▶ **About this exercise**
Locate and copy each line in the data that contains the word "prefix".

▶ **Record extracts**
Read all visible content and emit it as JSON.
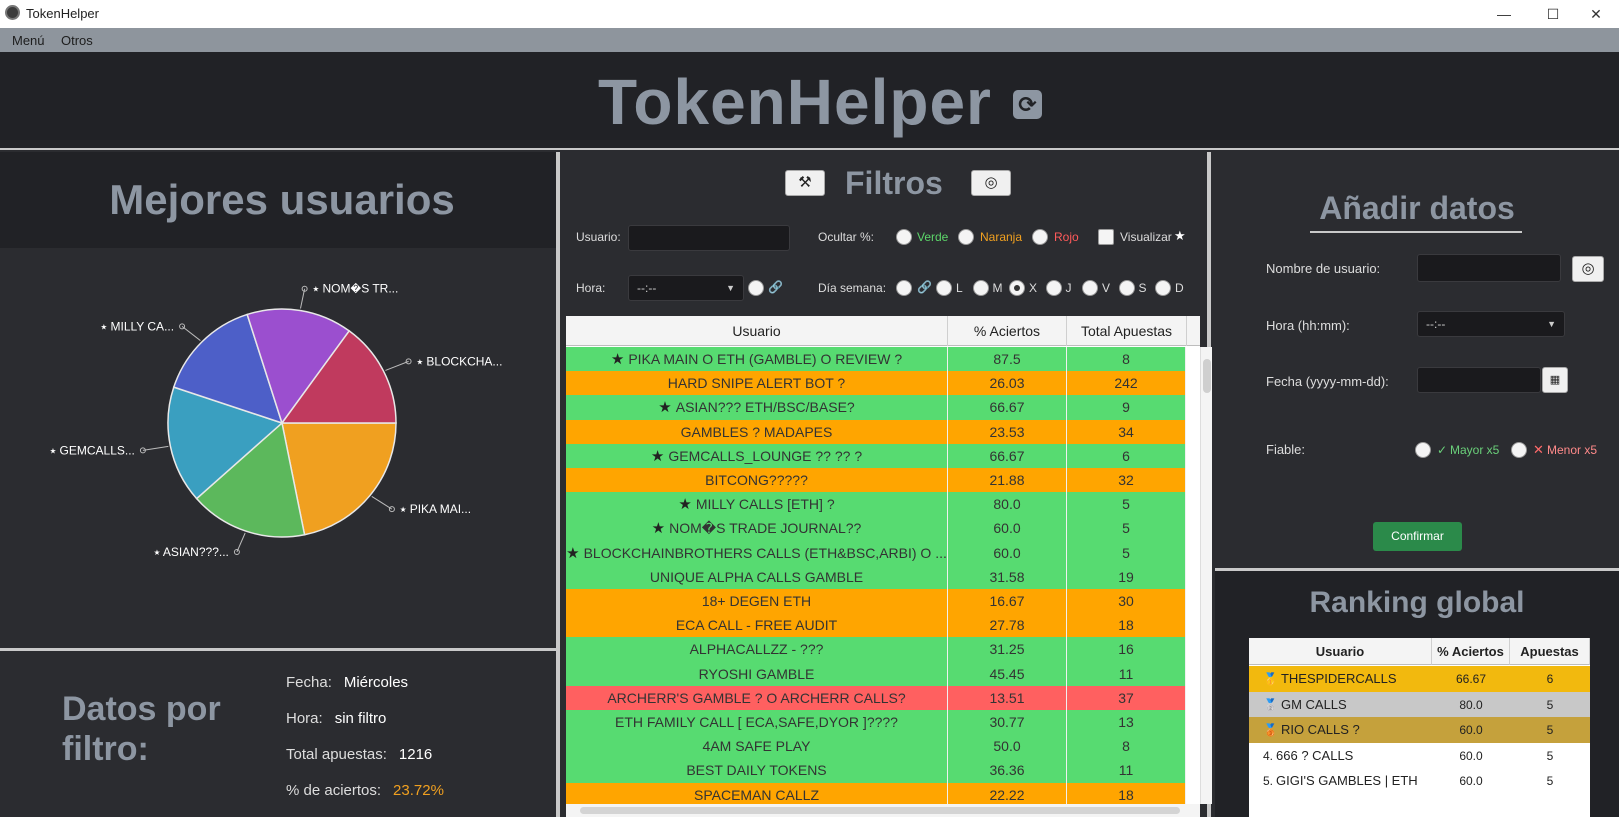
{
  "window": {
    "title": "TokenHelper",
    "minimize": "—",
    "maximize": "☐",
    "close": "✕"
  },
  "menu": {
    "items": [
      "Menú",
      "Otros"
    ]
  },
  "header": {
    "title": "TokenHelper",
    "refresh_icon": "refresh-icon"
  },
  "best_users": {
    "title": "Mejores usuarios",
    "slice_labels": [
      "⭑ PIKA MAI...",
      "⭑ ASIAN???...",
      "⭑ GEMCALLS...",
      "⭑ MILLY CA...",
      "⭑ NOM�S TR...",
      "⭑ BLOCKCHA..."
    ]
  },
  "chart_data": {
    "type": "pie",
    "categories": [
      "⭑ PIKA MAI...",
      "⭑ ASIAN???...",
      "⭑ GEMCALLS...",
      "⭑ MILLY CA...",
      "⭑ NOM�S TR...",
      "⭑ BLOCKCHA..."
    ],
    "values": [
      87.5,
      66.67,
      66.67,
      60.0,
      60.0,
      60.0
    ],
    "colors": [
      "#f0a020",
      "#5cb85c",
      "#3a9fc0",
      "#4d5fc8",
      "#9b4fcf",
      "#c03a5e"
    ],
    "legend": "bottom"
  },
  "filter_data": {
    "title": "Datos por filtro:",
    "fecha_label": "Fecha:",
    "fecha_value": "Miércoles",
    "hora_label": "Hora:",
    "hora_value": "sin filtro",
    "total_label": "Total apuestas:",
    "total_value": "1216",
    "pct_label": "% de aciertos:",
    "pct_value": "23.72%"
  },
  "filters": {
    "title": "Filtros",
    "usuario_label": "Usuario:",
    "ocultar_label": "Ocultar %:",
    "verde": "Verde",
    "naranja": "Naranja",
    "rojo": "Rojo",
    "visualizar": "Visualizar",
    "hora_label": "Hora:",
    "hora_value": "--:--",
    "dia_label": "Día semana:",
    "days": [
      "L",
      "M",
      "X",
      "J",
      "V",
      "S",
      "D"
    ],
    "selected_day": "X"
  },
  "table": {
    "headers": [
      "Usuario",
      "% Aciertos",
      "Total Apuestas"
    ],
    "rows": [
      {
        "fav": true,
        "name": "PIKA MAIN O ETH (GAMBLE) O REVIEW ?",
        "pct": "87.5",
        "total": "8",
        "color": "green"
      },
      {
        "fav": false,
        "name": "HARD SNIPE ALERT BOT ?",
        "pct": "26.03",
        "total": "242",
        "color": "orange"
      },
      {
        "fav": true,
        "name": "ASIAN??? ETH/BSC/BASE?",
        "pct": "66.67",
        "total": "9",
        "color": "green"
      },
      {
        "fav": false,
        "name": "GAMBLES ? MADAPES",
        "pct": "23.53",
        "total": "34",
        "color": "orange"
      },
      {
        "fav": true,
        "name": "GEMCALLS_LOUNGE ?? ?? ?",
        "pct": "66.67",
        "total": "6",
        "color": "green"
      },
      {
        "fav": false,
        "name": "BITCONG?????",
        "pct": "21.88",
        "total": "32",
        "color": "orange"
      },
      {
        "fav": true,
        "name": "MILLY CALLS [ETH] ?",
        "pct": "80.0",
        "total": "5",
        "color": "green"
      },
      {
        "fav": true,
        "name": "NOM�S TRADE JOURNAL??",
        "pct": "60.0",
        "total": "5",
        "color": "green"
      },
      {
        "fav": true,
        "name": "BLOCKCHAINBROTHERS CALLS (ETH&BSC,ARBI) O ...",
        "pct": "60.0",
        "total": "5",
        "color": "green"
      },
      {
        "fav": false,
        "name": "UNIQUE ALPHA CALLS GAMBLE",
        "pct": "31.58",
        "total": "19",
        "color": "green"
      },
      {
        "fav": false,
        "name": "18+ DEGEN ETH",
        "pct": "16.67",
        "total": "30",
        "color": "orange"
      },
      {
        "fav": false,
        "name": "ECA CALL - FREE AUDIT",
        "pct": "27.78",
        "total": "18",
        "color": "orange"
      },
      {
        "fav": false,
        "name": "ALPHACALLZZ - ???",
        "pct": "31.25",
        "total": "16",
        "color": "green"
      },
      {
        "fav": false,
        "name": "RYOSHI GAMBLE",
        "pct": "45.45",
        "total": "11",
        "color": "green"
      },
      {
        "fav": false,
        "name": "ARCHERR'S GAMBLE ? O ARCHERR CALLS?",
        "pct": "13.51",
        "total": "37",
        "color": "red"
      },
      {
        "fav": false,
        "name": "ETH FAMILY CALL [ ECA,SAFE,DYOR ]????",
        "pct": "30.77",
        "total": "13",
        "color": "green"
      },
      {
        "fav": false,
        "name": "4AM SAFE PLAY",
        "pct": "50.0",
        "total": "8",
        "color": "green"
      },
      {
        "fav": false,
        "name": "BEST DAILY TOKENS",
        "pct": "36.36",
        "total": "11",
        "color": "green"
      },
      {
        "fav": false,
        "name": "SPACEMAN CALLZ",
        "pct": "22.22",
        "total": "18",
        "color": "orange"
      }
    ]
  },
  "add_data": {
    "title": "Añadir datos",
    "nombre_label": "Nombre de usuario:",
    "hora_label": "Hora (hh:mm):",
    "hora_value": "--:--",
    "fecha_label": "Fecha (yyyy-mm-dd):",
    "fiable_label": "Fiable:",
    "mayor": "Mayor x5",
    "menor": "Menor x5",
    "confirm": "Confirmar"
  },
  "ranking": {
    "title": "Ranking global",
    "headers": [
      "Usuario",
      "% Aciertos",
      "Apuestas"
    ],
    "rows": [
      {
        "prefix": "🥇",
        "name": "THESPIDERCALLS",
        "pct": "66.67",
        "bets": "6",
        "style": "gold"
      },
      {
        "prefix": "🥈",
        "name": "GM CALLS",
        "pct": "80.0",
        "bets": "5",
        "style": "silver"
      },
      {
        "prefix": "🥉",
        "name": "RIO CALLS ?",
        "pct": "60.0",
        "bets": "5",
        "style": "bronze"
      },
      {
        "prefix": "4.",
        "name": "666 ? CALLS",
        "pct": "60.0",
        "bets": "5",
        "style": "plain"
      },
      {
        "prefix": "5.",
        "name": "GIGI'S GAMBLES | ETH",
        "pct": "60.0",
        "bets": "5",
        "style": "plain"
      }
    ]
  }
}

▶ **Written response**
        "prefix": "🥇",
        "prefix": "🥈",
        "prefix": "🥉",
        "prefix": "4.",
        "prefix": "5.",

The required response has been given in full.